When adopted, Wesley could not have survived in the wild. O'Brien watches him turn into a voracious carnivore (eating up to six mice a day), an avid communicator with whom she develops a language all their own, and eventually, a robust adult who preens in the mirror and objects to visits by any other males to "his" house. She makes important discoveries along the way, and tells how the playful, reasoning, and loving creature she set out to save ended up saving her.
Charting a unique partnership, Wesley the Owl is for animal lovers everywhere.
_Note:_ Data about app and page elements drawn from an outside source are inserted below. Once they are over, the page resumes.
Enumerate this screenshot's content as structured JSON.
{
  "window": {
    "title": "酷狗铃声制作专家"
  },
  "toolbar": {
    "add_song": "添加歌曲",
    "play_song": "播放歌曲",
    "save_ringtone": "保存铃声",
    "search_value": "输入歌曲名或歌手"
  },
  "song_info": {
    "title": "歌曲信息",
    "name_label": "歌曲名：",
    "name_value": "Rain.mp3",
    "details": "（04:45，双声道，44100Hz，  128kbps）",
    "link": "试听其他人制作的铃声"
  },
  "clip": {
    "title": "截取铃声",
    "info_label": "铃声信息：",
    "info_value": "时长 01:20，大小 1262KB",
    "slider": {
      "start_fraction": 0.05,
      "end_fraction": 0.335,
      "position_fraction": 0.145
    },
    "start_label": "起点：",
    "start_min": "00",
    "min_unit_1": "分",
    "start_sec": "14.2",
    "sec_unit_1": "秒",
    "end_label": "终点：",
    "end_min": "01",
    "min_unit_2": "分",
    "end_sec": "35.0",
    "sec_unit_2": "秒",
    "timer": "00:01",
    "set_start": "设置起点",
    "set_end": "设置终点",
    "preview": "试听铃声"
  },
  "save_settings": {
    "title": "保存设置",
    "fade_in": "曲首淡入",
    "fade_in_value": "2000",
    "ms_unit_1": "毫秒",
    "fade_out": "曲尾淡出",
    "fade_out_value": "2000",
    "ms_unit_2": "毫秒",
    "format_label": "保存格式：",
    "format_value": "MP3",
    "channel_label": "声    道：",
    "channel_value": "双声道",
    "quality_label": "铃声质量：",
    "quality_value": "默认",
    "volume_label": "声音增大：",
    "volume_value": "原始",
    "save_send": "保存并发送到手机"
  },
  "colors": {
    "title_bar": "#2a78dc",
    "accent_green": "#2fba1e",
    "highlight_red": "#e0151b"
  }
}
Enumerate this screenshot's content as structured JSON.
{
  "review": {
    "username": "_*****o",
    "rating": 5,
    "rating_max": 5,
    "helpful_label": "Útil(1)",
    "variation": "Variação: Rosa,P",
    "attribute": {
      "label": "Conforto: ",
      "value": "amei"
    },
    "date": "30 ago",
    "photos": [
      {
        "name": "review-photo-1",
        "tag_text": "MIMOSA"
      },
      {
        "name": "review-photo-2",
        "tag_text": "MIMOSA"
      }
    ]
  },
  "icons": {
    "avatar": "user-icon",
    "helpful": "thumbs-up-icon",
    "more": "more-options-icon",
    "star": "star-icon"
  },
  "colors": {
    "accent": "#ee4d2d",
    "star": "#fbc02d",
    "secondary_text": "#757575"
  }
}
On Valentineand#8217;s Day 1985, biologist Stacey Oand#8217;Brien adopted Wesley, a baby barn owl with an injured wing who could not have survived in the wild. Over the next nineteen years, Oand#8217;Brien studied Wesleyand#8217;s strange habits with both a tender heart and a scientistand#8217;s eyeand#8212;and provided a mice-only diet that required her to buy the rodents in bulk (28,000 over the owland#8217;s lifetime). She watched him turn from a helpless fluff ball into an avid comand#173;municator with whom she developed a language all their own. Eventually he became a gorgeous, gold-and-white macho adult with a heart-shaped face who preened in the mirand#173;ror and objected to visits by any other males to and#8220;hisand#8221; house. Oand#8217;Brien also brings us inside Caltechand#8217;s prestigious research community, a kind of scientific Hogwarts where resident owls sometimes flew freely from office to office and eccentric, brilliant scientists were extraordinarily committed to studying and helping animals; all of them were changed by the animals they loved. As Oand#8217;Brien gets close to Wesley, she makes astonishing discoveries about owl behavior, intelligence, and communication, coining the term and#8220;The Way of the Owland#8221; to describe his noble behavior. When Oand#8217;Brien develops her own life-threatening illand#173;ness, the biologist who saved the life of a helpless baby bird is herself rescued from death by the insistent love and courage of this wild animal. andlt;BRandgt; andlt;BRandgt;Enhanced by wonderful photographs, andlt;I andgt;Wesley the Owlandlt;/Iandgt; is a thoroughly engaging, heartand#173;warming, often funny story of a complex, emotional, non-human being capable of reason, play, and, most important, love and loyalty. Translated into eight languages and named an andlt;I andgt;Audubon Magazineandlt;/Iandgt; Editorand#8217;s Choice, andlt;I andgt;Wesley the Owlandlt;/Iandgt; is sure to be cherished by animal lovers everywhere.
About the Author
Stacey O'Brien is trained as a biologist specializing in wild-animal behavior. She graduated from Occidental College with a BS in biology and continued her education at Caltech. Stacey now works as a wildlife rescuer and rehabilitation expert with a variety of local animals, including the endangered brown pelican, owls, seabirds, possums, and songbirds. She lives in Southern California.
Table of Contents
1 The Way of the Owl
2 To That Which You Tame, You Owe Your Life
3 Owl Infancy
4 Barn Owl Toddler: Love Me, Love My Owl
5 Flying Lessons
6 Attack Kitten on Wings
7 Love to Eat Them Mousies
8 Understanding Each Other: Sound and Body Language
9 Dr. Jekyll and Mr. Hyde
10 A Day in the Life of a Biologist
11 Owls Are Not Waterbirds
12 Deep Bonds
13 The Sex Tapes
14 Fifteen Years of Trust
15 Twilight: He Whom I Tamed Saves My Life
16 The End